PORTLAND, Maine — As a title, “Rose Marasco: Index” does double duty. The show runs through Dec. 6 at the Portland Museum of Art.
On one level, the title aptly describes the retrospective. Marasco’s body of work, the product of four decades and counting as a photographer, is large and varied and full of surprises. She’s equally at home with black and white and color, interiors and exteriors, urban and rural, observation and arrangement, discrete photographs and series. If her photographs were pages in a book, they’d cry out for an index, the better to dip into and savor, comprehend and make connections. In that sense, the “index” that the PMA has given Marasco is a fine example of the form. This is a very rich and appealing show, which happily sprawls over two floors.
On another level, the title is a protest or joke. This plays off of something Marasco says in an interview with the show’s curator, Jessica May. “People are OK about understanding that music can be all sorts of things, and that writing can be all sorts of things, but that photography is about one thing, you know? The index. It’s about this thing in the world that I’m pointing a device at.”
Seen that way, every photograph is its own index — an index of reality, an index of perception, an index of a specific there and specific then. Yet there have been many (many) theres and thens in Marasco’s career, more than enough to render meaningless that particular idea of an index — yet also to cry out for the other idea of an index.

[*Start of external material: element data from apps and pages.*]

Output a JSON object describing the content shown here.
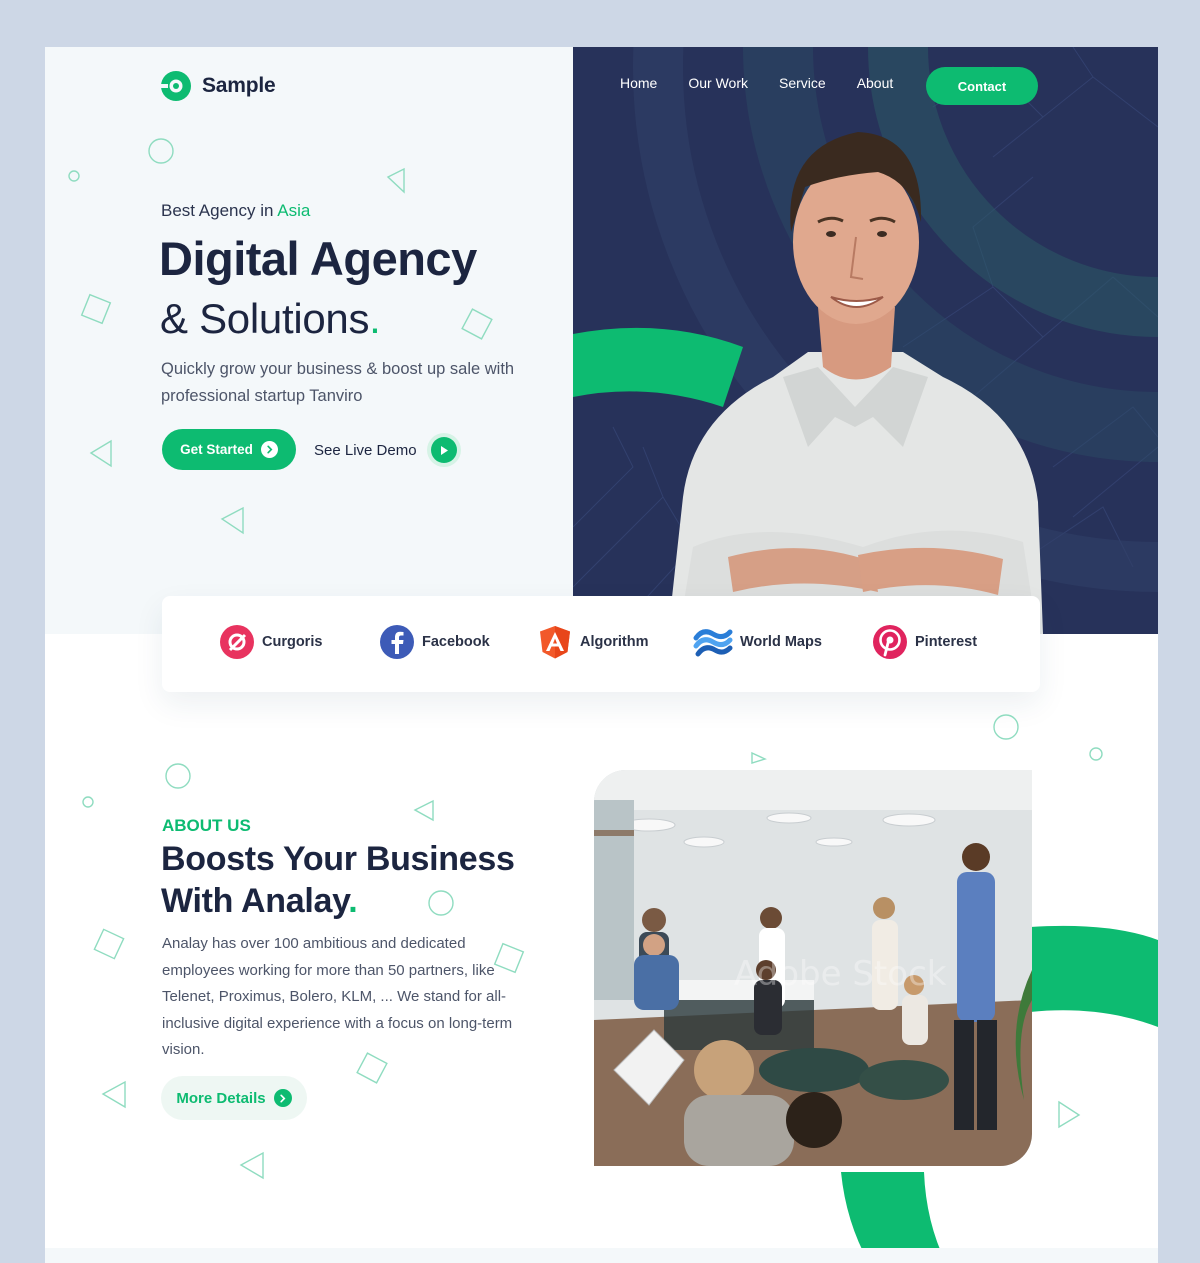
{
  "brand": {
    "name": "Sample",
    "accent_color": "#0dbb71",
    "dark_color": "#1c2540",
    "hero_panel_color": "#27325a"
  },
  "nav": {
    "links": [
      "Home",
      "Our Work",
      "Service",
      "About"
    ],
    "contact_label": "Contact"
  },
  "hero": {
    "eyebrow_prefix": "Best Agency in ",
    "eyebrow_accent": "Asia",
    "title": "Digital Agency",
    "subtitle": "& Solutions",
    "subtitle_dot": ".",
    "description": "Quickly grow your business & boost up sale with professional startup Tanviro",
    "primary_button": "Get Started",
    "secondary_button": "See Live Demo",
    "image_icon": "smiling-man-photo"
  },
  "partners": [
    {
      "name": "Curgoris",
      "icon": "curgoris-icon",
      "color": "#e8335f"
    },
    {
      "name": "Facebook",
      "icon": "facebook-icon",
      "color": "#3d5bb7"
    },
    {
      "name": "Algorithm",
      "icon": "angular-icon",
      "color": "#f2592a"
    },
    {
      "name": "World Maps",
      "icon": "world-maps-icon",
      "color": "#2a7ed8"
    },
    {
      "name": "Pinterest",
      "icon": "pinterest-icon",
      "color": "#e0245e"
    }
  ],
  "about": {
    "eyebrow": "ABOUT US",
    "title_line1": "Boosts Your Business",
    "title_line2": "With Analay",
    "title_dot": ".",
    "description": "Analay has over 100 ambitious and dedicated employees working for more than 50 partners, like Telenet, Proximus, Bolero, KLM, ... We stand for all-inclusive digital experience with a focus on long-term vision.",
    "button_label": "More Details",
    "image_icon": "team-meeting-photo",
    "watermark": "Adobe Stock"
  }
}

Marasco was born in 1948 and grew up in Utica, N.Y. She moved to Maine 35 years ago. Two early photographs neatly connect the two. A Utica facade from the early ’70s bears a cryptic syllable, “DA.” The corner of a building in Brunswick has a sign for a paint shop, D.A. Favreau & Sons. More important than the repetition of letters is the way both images demonstrate Marasco’s talent for elegant, off-center framing. That framing can feel as classically straight-on as a Walker Evans photograph and as inexplicable as something shot by a Paris Surrealist. Marasco’s Surrealist bent is very much on display in a 2010 series of black-and-white silhouettes that combine vintage female fashion with New York landmarks.
The Utica and Brunswick photographs also share something with many of her other images, something Marasco touches on in that interview. “I am interested in the tone of the image,” she says. “Tone or voice — I use those interchangeably sometimes.” There’s a cool grace to the surface of so many of these images. They speak, to use Marasco’s vocal metaphor, in a precisely enunciated murmur. Is that a contradiction? Of course it is, but squaring circles — and circling squares — is what art can do.
Circles and squares (or at least rectangles) figure throughout Marasco’s “Diary” and “Tender Buttons” series, from the ’90s. Both employ everyday domestic items, their attractiveness made apparent by her singling them out. In “Diary,” she juxtaposes actual vintage diaries with an egg or tableware or popcorn. “Tender Buttons” are arrangements of buttons. They pay tribute to the hard particularity of objects — and life.
Both series are like squashed, two-dimensional versions of Joseph Cornell’s boxes, sharing with the latter a slightly unearthly beauty and sense of the magical. They also are feminist statements, not just declaring but demonstrating the aesthetic power to be found in the kitchen and at the sewing table. With the latter series, there’s also the allusion to Gertrude Stein’s novel “Tender Buttons.”
Fecundity is one of Marasco’s many interests. That interest takes a very different form in her series of Grange halls throughout Maine. The show includes 25 of them. Stalwart yet unassuming, both buildings and photographs would have delighted Evans. Yet they could hardly differ more from another Marasco series, “Dice Book,” which show a die or dice arrayed on colored paper in a loose-leaf binder, variously accompanied by cut-outs or hand-written texts. Squares and rectangles abound. The only circles are the little white ones on the dice. Here geometry hardly matters. It’s the element of chance. As Marasco says of the creative process, “Nothing is ever right or wrong. . . . If it’s not working at all, it brings me somewhere else.” When it’s working it brings her somewhere else, too. Maybe there’s a third level to “index”: the sum of those somewhere elses.
ROSE MARASCO: Index
At: Portland Museum of Art, 7 Congress Square, Portland, Maine, through Dec. 6, 207-775-6148, www.portland museum.org
Mark Feeney can be reached at email@example.com.